We gave chase. Soon we caught up with Ruby (Becky Baker), who was as beguiling, charming and feisty as you could possibly hope for, I felt I had met the ‘real’ Red Riding Hood, so authentically did she personify her character. She expertly spun clues into stories, led and held the group seamlessly.

The story moved on a pace, passing from Ruby to the Huntsman (Alexander Warn), and back, from scene to scene and one clue to the next – via encounters with Alice (Becca Savory), and occasional brushes with packs of wolves, the story drew us on.

The Hunters, Gatherers and cast met at the top of Stanmer Park, looking down over the lights of Brighton, ‘Our Village’, declared the Duke. It was here amid cups of tea and clue-sharing conversations with fellow seekers that the Duke, questioned about his incriminating diary turned very nasty, and delivered a magnificent ‘shut up’ snarl. We were off again.

My enthusiasm began to wane a little in the second half, I no longer believed that I, or anyone, would be eaten, or even dragged off and mauled – not even a Guide. We’d encountered the headlamp-eyed wolf head-on and his mention now instilled laugher not fear. My clue-seeking sharp eyes wondered why the Duke wore incongruous modern trainers when Ruby’s shoes were so in keeping with the aesthetic of the piece, why Granny’s voice had come from a blood-splattered fake bird box, and why the backpack speakers were covered in attention-seeking hessian when the lights and cameras were left in their purely functional invisibility. And the decision to have the Nun/Guides in semi-costume seemed a strange one.

Barring that, the costumes and design details were exquisite: Ruby’s wolf fur bag and leather holstered hunter’s knife, the beautiful bundles of herbs along the path, and the fairy-lit sticks from Grandma’s house.

Burn the Curtain expertly delivered this beautifully crafted theatre adventure, but whilst there is a strong body of work drawn on – not only Angela Carter’s Company of Wolves but also The Bloody Chamber, with references to The Werewolf, Wolf-Alice, and Peter and the Wolf in the mix – it lacks a deeper sense of twisting menace, and the darker sexual themes of Carter’s stories. But perhaps this was a necessary compromise to deliver a performance for the whole family? (It was advertised as suitable for age 8+.)

Amongst other things Burn the Curtain aim to encourage: intergenerational play, engagement with the great outdoors, enjoyment of theatre and performance, active participation in theatre and performance at a number of different levels, and the combination of crafts, theatre and physical activity – so although I did stray from the path and the wolves didn’t eat me up, they did deliver on those other, perhaps more important promises.

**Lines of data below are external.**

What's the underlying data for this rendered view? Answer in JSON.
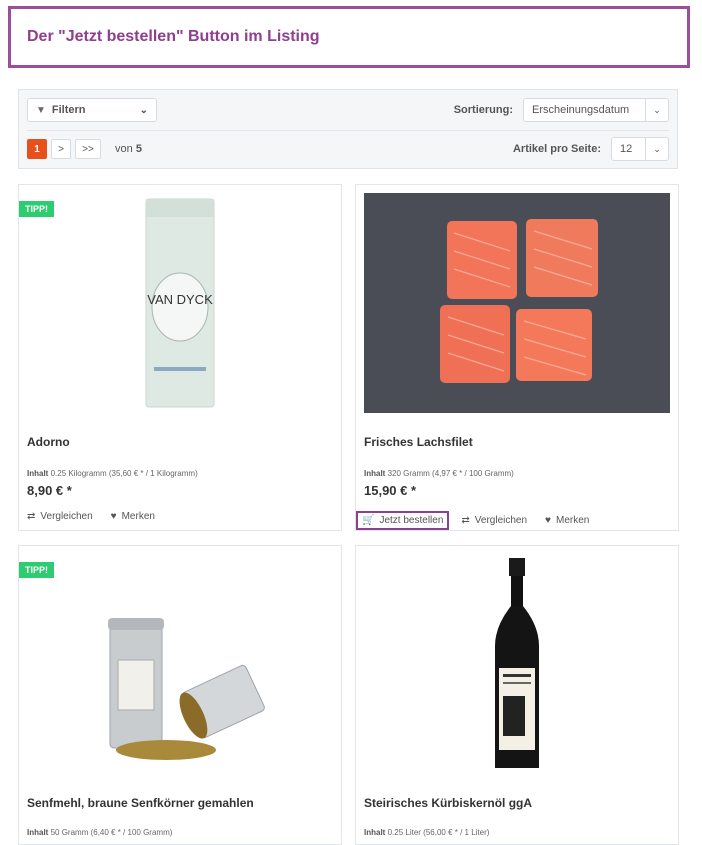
{
  "header": {
    "title": "Der \"Jetzt bestellen\" Button im Listing"
  },
  "toolbar": {
    "filter_label": "Filtern",
    "sort_label": "Sortierung:",
    "sort_value": "Erscheinungsdatum",
    "per_page_label": "Artikel pro Seite:",
    "per_page_value": "12",
    "pager": {
      "current": "1",
      "next": ">",
      "last": ">>",
      "of_label": "von",
      "total": "5"
    }
  },
  "products": [
    {
      "badge": "TIPP!",
      "title": "Adorno",
      "content_label": "Inhalt",
      "content": "0.25 Kilogramm (35,60 € * / 1 Kilogramm)",
      "price": "8,90 € *",
      "compare": "Vergleichen",
      "remember": "Merken",
      "image_text": "VAN DYCK"
    },
    {
      "title": "Frisches Lachsfilet",
      "content_label": "Inhalt",
      "content": "320 Gramm (4,97 € * / 100 Gramm)",
      "price": "15,90 € *",
      "order": "Jetzt bestellen",
      "compare": "Vergleichen",
      "remember": "Merken"
    },
    {
      "badge": "TIPP!",
      "title": "Senfmehl, braune Senfkörner gemahlen",
      "content_label": "Inhalt",
      "content": "50 Gramm (6,40 € * / 100 Gramm)"
    },
    {
      "title": "Steirisches Kürbiskernöl ggA",
      "content_label": "Inhalt",
      "content": "0.25 Liter (56,00 € * / 1 Liter)"
    }
  ],
  "colors": {
    "accent": "#8e3f8e",
    "badge": "#2ecc71",
    "pager_active": "#e8501b"
  }
}
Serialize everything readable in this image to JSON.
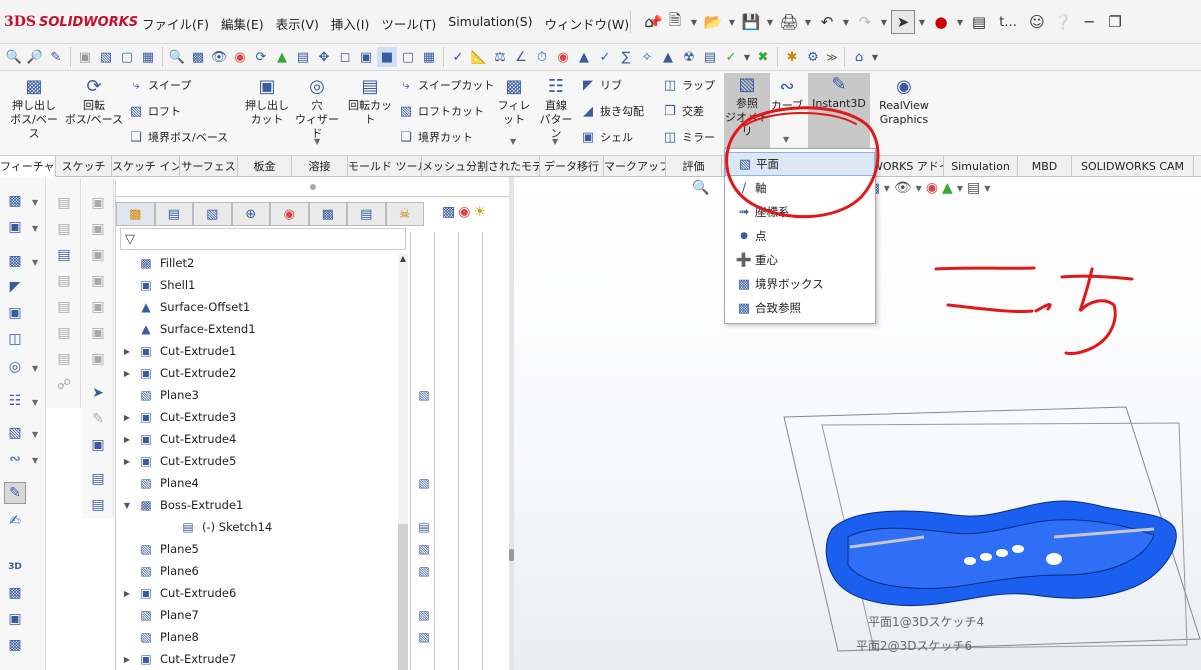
{
  "app": {
    "brand_prefix": "3DS",
    "brand_name": "SOLIDWORKS"
  },
  "menu": [
    "ファイル(F)",
    "編集(E)",
    "表示(V)",
    "挿入(I)",
    "ツール(T)",
    "Simulation(S)",
    "ウィンドウ(W)"
  ],
  "qat_text": "t...",
  "ribbon": {
    "extrude_boss": "押し出し\nボス/ベース",
    "revolve_boss": "回転\nボス/ベース",
    "sweep": "スイープ",
    "loft": "ロフト",
    "boundary_boss": "境界ボス/ベース",
    "extrude_cut": "押し出し\nカット",
    "hole_wizard": "穴\nウィザード",
    "revolve_cut": "回転カット",
    "sweep_cut": "スイープカット",
    "loft_cut": "ロフトカット",
    "boundary_cut": "境界カット",
    "fillet": "フィレット",
    "linear_pattern": "直線\nパターン",
    "rib": "リブ",
    "draft": "抜き勾配",
    "shell": "シェル",
    "wrap": "ラップ",
    "intersect": "交差",
    "mirror": "ミラー",
    "ref_geometry": "参照\nジオメトリ",
    "curves": "カーブ",
    "instant3d": "Instant3D",
    "realview": "RealView\nGraphics"
  },
  "tabs": [
    "フィーチャー",
    "スケッチ",
    "スケッチ インク",
    "サーフェス",
    "板金",
    "溶接",
    "モールド ツール",
    "メッシュ分割されたモデル",
    "データ移行",
    "マークアップ",
    "評価",
    "WORKS アドイン",
    "Simulation",
    "MBD",
    "SOLIDWORKS CAM"
  ],
  "feature_tree": [
    {
      "label": "Fillet2",
      "icon": "fillet-icon",
      "expandable": false
    },
    {
      "label": "Shell1",
      "icon": "shell-icon",
      "expandable": false
    },
    {
      "label": "Surface-Offset1",
      "icon": "surface-offset-icon",
      "expandable": false
    },
    {
      "label": "Surface-Extend1",
      "icon": "surface-extend-icon",
      "expandable": false
    },
    {
      "label": "Cut-Extrude1",
      "icon": "cut-extrude-icon",
      "expandable": true
    },
    {
      "label": "Cut-Extrude2",
      "icon": "cut-extrude-icon",
      "expandable": true
    },
    {
      "label": "Plane3",
      "icon": "plane-icon",
      "expandable": false
    },
    {
      "label": "Cut-Extrude3",
      "icon": "cut-extrude-icon",
      "expandable": true
    },
    {
      "label": "Cut-Extrude4",
      "icon": "cut-extrude-icon",
      "expandable": true
    },
    {
      "label": "Cut-Extrude5",
      "icon": "cut-extrude-icon",
      "expandable": true
    },
    {
      "label": "Plane4",
      "icon": "plane-icon",
      "expandable": false
    },
    {
      "label": "Boss-Extrude1",
      "icon": "boss-extrude-icon",
      "expandable": true
    },
    {
      "label": "(-) Sketch14",
      "icon": "sketch-icon",
      "expandable": false
    },
    {
      "label": "Plane5",
      "icon": "plane-icon",
      "expandable": false
    },
    {
      "label": "Plane6",
      "icon": "plane-icon",
      "expandable": false
    },
    {
      "label": "Cut-Extrude6",
      "icon": "cut-extrude-icon",
      "expandable": true
    },
    {
      "label": "Plane7",
      "icon": "plane-icon",
      "expandable": false
    },
    {
      "label": "Plane8",
      "icon": "plane-icon",
      "expandable": false
    },
    {
      "label": "Cut-Extrude7",
      "icon": "cut-extrude-icon",
      "expandable": true
    }
  ],
  "dropdown": {
    "items": [
      {
        "label": "平面",
        "icon": "plane-icon"
      },
      {
        "label": "軸",
        "icon": "axis-icon"
      },
      {
        "label": "座標系",
        "icon": "coordinate-system-icon"
      },
      {
        "label": "点",
        "icon": "point-icon"
      },
      {
        "label": "重心",
        "icon": "center-of-mass-icon"
      },
      {
        "label": "境界ボックス",
        "icon": "bounding-box-icon"
      },
      {
        "label": "合致参照",
        "icon": "mate-reference-icon"
      }
    ]
  },
  "viewport": {
    "plane_labels": [
      "平面1@3Dスケッチ4",
      "平面2@3Dスケッチ6"
    ]
  },
  "colors": {
    "brand": "#c8102e",
    "model": "#1a5ff0",
    "annotation": "#e01818",
    "highlight": "#dce7f5"
  }
}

All is forgiven in the grand finale which delivers spectacle and tension, disrupting audience/ performer roles, and giving the audience the power to decide the ending.